Tricia: As discussions on sustainability become more complex across the industry in light of COVID-19, so too has the vocabulary surrounding environmental responsibility given the benefits observed from significantly reduced emissions and pollution during worldwide quarantines. With the industry’s multiple indexes and benchmarks, plus numerous technological advances and organizations enlisted to monitor this, it can be a challenge to stay up to speed. On the operational side, we are also facing a series of challenges such as continual social change, enhancing inclusivity, and COVID-19 recovery.
In general, many brands are still struggling with responsible consumption and production, as is the case across all apparel segments. We can no longer continue to measure success and growth through a brand’s production levels or number of sales. The entire supply network needs to address ways to reduce the environmental impact and improve social standards. Embracing sustainable raw materials is just the beginning. We would need to drive more in-depth discussions about broader aspects of sustainability, including transparency of production, waste management, upcycling, recycling, traceability, and more.
Q: How is Lenzing addressing the problem?
Tricia: We seek to educate the supply chain network about the latest standards and issues surrounding sustainability. Education is essential for brands to enable them to properly define sustainability and understand their supply chain practices, in order to review them accordingly once operations return to normal.

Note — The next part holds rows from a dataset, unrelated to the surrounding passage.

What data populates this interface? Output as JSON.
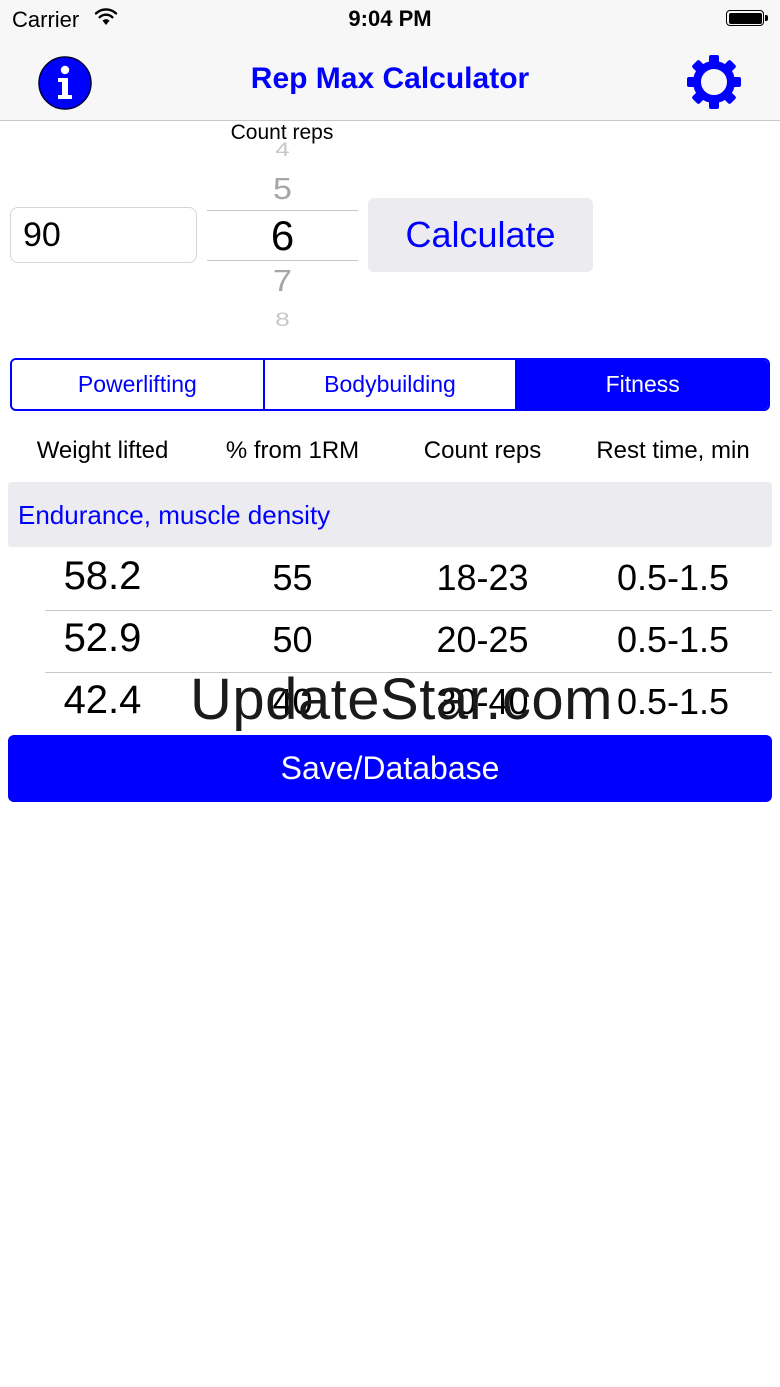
{
  "status_bar": {
    "carrier": "Carrier",
    "time": "9:04 PM"
  },
  "nav": {
    "title": "Rep Max Calculator",
    "info_icon": "info-icon",
    "settings_icon": "gear-icon"
  },
  "input": {
    "weight_value": "90"
  },
  "picker": {
    "label": "Count reps",
    "options": [
      "4",
      "5",
      "6",
      "7",
      "8"
    ],
    "selected": "6"
  },
  "calculate_label": "Calculate",
  "tabs": [
    {
      "label": "Powerlifting",
      "active": false
    },
    {
      "label": "Bodybuilding",
      "active": false
    },
    {
      "label": "Fitness",
      "active": true
    }
  ],
  "table": {
    "columns": [
      "Weight lifted",
      "% from 1RM",
      "Count reps",
      "Rest time, min"
    ],
    "section_title": "Endurance, muscle density",
    "rows": [
      {
        "weight": "58.2",
        "percent": "55",
        "reps": "18-23",
        "rest": "0.5-1.5"
      },
      {
        "weight": "52.9",
        "percent": "50",
        "reps": "20-25",
        "rest": "0.5-1.5"
      },
      {
        "weight": "42.4",
        "percent": "40",
        "reps": "30-40",
        "rest": "0.5-1.5"
      }
    ]
  },
  "watermark": "UpdateStar.com",
  "save_label": "Save/Database",
  "colors": {
    "accent": "#0000ff",
    "bar_bg": "#f7f7f7",
    "button_bg": "#ececf0"
  }
}
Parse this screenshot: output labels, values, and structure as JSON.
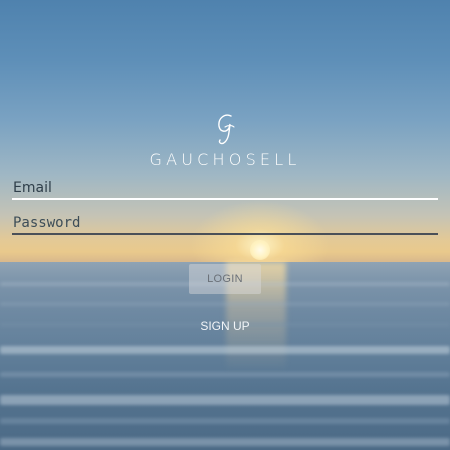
{
  "app": {
    "brand_name": "GAUCHOSELL",
    "logo_icon": "script-g-logo-icon"
  },
  "login_form": {
    "email_placeholder": "Email",
    "email_value": "",
    "password_placeholder": "Password",
    "password_value": "",
    "login_label": "LOGIN",
    "signup_label": "SIGN UP"
  },
  "colors": {
    "email_underline": "#ffffff",
    "password_underline": "#4a5058",
    "login_button_bg": "#dcdcde",
    "text_white": "#ffffff"
  }
}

At Lenzing, we consider ways to reduce the environmental impact, bringing greater value through discussing the benefits of our wood-based TENCEL™ Lyocell and Modal fibers, as well as connecting various supply chain stakeholders.
We are using our platform – Carved in Blue, to connect, inspire and collaborate. We have been hosting conversations with participants from the global denim community to ask how they feel about the changes. Most recently, we hosted a series of talks with female leaders in the segment on how they are navigating the pandemic and seeking progress in the denim industry.
We also value working with like-minded companies, such as Banana Republic, Country Road, Guess and Levis, who have goals similar to ours. One of our mill partners, Candiani Denim, was awarded for their achievement in developing an authentic denim fabric using no new cotton materials, illustrating how the adoption of new environmentally responsible materials will soon be the norm in the industry.
Photo credit: Candiani Denim
Photo credit: Candiani Denim